Records excerpted from a collection:
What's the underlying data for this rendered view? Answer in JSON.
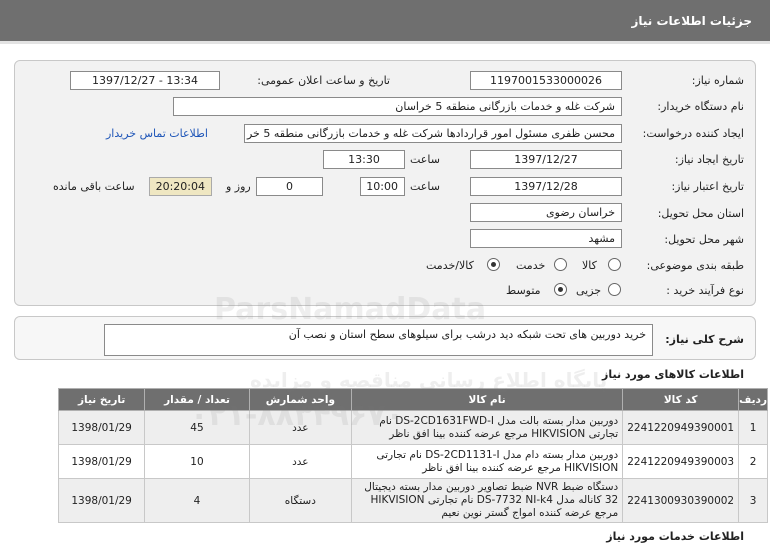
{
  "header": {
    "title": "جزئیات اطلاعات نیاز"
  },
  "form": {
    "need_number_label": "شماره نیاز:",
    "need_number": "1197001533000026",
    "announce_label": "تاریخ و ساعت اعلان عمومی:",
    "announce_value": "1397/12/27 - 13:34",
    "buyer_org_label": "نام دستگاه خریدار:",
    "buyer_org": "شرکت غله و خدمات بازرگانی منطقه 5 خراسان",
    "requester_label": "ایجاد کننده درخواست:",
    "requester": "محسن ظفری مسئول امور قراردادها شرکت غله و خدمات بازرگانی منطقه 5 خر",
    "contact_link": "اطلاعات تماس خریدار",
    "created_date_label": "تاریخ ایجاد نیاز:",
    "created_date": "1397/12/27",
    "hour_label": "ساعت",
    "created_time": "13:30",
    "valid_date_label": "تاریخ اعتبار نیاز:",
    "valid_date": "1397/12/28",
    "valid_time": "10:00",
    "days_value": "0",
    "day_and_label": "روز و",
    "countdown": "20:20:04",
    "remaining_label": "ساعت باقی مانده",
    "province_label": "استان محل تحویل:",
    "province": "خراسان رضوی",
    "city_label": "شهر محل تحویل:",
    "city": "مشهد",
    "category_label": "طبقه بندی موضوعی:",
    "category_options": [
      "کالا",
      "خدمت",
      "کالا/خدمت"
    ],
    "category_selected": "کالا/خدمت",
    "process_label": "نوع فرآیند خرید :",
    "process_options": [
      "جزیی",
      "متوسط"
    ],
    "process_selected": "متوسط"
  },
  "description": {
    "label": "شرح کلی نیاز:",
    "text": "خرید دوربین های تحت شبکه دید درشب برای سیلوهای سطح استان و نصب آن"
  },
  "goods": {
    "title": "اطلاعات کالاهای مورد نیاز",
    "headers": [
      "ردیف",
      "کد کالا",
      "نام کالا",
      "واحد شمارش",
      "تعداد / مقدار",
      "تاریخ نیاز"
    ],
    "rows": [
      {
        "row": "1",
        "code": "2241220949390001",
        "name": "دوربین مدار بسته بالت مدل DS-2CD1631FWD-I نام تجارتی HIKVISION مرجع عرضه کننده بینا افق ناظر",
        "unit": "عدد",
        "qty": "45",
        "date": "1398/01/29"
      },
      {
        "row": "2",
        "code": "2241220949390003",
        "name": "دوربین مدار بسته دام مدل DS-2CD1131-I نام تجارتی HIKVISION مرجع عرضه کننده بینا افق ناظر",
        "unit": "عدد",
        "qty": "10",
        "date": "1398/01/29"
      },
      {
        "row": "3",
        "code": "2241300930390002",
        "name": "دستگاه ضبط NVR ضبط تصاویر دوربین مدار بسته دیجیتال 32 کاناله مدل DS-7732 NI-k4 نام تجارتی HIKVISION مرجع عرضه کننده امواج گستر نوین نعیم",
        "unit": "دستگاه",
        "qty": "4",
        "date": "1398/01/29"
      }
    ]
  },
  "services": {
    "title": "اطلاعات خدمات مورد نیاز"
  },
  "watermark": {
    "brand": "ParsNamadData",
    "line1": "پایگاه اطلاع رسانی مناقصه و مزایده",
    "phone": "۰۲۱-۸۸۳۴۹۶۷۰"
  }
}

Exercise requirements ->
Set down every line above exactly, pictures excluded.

Exercise response ->
What's the underlying data for this rendered view? Answer in JSON.
{
  "header": {
    "title": "جزئیات اطلاعات نیاز"
  },
  "form": {
    "need_number_label": "شماره نیاز:",
    "need_number": "1197001533000026",
    "announce_label": "تاریخ و ساعت اعلان عمومی:",
    "announce_value": "1397/12/27 - 13:34",
    "buyer_org_label": "نام دستگاه خریدار:",
    "buyer_org": "شرکت غله و خدمات بازرگانی منطقه 5 خراسان",
    "requester_label": "ایجاد کننده درخواست:",
    "requester": "محسن ظفری مسئول امور قراردادها شرکت غله و خدمات بازرگانی منطقه 5 خر",
    "contact_link": "اطلاعات تماس خریدار",
    "created_date_label": "تاریخ ایجاد نیاز:",
    "created_date": "1397/12/27",
    "hour_label": "ساعت",
    "created_time": "13:30",
    "valid_date_label": "تاریخ اعتبار نیاز:",
    "valid_date": "1397/12/28",
    "valid_time": "10:00",
    "days_value": "0",
    "day_and_label": "روز و",
    "countdown": "20:20:04",
    "remaining_label": "ساعت باقی مانده",
    "province_label": "استان محل تحویل:",
    "province": "خراسان رضوی",
    "city_label": "شهر محل تحویل:",
    "city": "مشهد",
    "category_label": "طبقه بندی موضوعی:",
    "category_options": [
      "کالا",
      "خدمت",
      "کالا/خدمت"
    ],
    "category_selected": "کالا/خدمت",
    "process_label": "نوع فرآیند خرید :",
    "process_options": [
      "جزیی",
      "متوسط"
    ],
    "process_selected": "متوسط"
  },
  "description": {
    "label": "شرح کلی نیاز:",
    "text": "خرید دوربین های تحت شبکه دید درشب برای سیلوهای سطح استان و نصب آن"
  },
  "goods": {
    "title": "اطلاعات کالاهای مورد نیاز",
    "headers": [
      "ردیف",
      "کد کالا",
      "نام کالا",
      "واحد شمارش",
      "تعداد / مقدار",
      "تاریخ نیاز"
    ],
    "rows": [
      {
        "row": "1",
        "code": "2241220949390001",
        "name": "دوربین مدار بسته بالت مدل DS-2CD1631FWD-I نام تجارتی HIKVISION مرجع عرضه کننده بینا افق ناظر",
        "unit": "عدد",
        "qty": "45",
        "date": "1398/01/29"
      },
      {
        "row": "2",
        "code": "2241220949390003",
        "name": "دوربین مدار بسته دام مدل DS-2CD1131-I نام تجارتی HIKVISION مرجع عرضه کننده بینا افق ناظر",
        "unit": "عدد",
        "qty": "10",
        "date": "1398/01/29"
      },
      {
        "row": "3",
        "code": "2241300930390002",
        "name": "دستگاه ضبط NVR ضبط تصاویر دوربین مدار بسته دیجیتال 32 کاناله مدل DS-7732 NI-k4 نام تجارتی HIKVISION مرجع عرضه کننده امواج گستر نوین نعیم",
        "unit": "دستگاه",
        "qty": "4",
        "date": "1398/01/29"
      }
    ]
  },
  "services": {
    "title": "اطلاعات خدمات مورد نیاز"
  },
  "watermark": {
    "brand": "ParsNamadData",
    "line1": "پایگاه اطلاع رسانی مناقصه و مزایده",
    "phone": "۰۲۱-۸۸۳۴۹۶۷۰"
  }
}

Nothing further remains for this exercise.